====== Material shown ======
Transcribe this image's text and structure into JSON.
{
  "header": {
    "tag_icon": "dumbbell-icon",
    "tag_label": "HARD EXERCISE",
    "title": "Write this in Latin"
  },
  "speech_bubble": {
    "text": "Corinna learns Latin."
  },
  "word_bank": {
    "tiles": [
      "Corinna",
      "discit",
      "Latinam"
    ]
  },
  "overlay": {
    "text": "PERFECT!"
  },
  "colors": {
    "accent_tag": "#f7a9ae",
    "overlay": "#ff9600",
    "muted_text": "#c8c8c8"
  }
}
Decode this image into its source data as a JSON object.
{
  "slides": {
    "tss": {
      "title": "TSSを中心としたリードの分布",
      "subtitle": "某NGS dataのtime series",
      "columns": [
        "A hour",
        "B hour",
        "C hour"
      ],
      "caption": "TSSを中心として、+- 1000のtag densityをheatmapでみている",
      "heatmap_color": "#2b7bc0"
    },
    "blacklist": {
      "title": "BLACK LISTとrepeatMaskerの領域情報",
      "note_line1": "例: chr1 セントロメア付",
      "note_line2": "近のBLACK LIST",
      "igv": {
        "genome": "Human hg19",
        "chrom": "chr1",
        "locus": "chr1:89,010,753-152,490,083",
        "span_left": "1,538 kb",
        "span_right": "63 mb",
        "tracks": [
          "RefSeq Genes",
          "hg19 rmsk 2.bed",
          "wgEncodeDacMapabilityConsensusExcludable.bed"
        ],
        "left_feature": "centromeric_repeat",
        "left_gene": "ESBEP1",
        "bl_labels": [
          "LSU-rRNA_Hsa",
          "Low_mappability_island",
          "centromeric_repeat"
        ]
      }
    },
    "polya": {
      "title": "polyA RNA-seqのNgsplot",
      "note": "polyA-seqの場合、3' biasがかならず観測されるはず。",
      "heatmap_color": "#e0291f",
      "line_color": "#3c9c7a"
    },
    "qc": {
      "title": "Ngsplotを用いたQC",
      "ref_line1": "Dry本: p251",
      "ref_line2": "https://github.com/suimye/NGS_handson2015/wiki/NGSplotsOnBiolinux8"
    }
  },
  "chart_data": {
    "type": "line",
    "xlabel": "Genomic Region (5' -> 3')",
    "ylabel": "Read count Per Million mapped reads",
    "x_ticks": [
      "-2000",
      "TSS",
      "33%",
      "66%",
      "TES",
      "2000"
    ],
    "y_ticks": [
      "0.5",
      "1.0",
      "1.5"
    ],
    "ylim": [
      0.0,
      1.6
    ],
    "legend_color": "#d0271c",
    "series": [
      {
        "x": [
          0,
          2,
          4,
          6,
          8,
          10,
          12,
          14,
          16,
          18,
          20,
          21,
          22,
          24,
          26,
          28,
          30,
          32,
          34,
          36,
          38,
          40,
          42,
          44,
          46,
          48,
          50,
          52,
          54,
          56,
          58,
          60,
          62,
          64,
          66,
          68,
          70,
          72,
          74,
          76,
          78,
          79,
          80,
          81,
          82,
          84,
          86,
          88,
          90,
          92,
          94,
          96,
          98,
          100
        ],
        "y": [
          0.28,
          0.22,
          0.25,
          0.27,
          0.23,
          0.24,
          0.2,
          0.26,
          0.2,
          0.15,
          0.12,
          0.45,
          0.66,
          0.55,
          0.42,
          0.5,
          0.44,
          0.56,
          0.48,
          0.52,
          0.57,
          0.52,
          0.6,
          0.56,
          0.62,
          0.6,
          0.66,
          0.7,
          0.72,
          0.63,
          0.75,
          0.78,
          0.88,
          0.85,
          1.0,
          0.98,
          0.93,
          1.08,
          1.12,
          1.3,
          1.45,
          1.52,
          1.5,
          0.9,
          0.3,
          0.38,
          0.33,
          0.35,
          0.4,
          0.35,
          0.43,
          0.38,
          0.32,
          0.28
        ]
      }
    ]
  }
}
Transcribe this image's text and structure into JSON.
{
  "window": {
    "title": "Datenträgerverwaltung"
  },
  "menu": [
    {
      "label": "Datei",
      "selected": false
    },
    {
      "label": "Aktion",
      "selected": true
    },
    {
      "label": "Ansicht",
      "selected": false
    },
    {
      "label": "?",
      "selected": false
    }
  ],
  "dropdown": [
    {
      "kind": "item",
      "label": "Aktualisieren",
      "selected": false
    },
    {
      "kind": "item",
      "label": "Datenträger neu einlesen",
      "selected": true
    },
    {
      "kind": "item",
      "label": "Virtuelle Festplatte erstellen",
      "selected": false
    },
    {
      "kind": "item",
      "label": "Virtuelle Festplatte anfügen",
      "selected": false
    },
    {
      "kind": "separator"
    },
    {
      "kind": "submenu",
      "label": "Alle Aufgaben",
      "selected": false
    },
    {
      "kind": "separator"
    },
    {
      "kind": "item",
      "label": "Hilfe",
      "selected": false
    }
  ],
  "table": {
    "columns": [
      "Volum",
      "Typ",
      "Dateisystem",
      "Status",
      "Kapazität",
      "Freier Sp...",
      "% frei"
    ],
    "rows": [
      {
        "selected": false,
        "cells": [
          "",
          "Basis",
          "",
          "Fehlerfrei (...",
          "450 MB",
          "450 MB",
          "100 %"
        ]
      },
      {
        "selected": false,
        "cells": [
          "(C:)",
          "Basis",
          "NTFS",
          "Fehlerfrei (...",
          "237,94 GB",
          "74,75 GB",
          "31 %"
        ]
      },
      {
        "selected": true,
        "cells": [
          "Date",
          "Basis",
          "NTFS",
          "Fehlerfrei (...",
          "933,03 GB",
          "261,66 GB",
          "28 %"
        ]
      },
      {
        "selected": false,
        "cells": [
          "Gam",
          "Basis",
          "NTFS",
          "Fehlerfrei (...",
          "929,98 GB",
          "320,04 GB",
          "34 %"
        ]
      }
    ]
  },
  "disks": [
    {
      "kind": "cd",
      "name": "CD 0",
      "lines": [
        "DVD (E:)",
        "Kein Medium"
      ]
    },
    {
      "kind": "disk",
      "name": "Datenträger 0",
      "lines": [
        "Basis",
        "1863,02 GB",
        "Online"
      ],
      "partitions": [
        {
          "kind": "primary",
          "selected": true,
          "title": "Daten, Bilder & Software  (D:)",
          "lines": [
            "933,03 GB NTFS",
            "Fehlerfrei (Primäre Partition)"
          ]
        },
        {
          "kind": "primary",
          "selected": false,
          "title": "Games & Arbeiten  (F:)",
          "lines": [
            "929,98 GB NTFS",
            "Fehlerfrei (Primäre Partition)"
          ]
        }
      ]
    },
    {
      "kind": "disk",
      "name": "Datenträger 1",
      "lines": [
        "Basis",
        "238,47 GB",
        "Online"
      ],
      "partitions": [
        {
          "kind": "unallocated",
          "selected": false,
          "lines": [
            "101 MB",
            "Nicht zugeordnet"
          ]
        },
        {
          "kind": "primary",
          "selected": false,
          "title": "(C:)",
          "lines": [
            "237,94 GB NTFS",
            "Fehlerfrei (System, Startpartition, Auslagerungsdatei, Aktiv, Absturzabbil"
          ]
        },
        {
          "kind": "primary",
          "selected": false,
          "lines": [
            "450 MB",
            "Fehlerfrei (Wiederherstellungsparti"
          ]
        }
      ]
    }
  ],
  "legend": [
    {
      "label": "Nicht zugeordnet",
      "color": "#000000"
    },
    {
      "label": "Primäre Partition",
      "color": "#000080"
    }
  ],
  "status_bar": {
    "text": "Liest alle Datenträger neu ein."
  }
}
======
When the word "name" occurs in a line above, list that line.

**Solution to this exercise**
      "name": "CD 0",
      "name": "Datenträger 0",
      "name": "Datenträger 1",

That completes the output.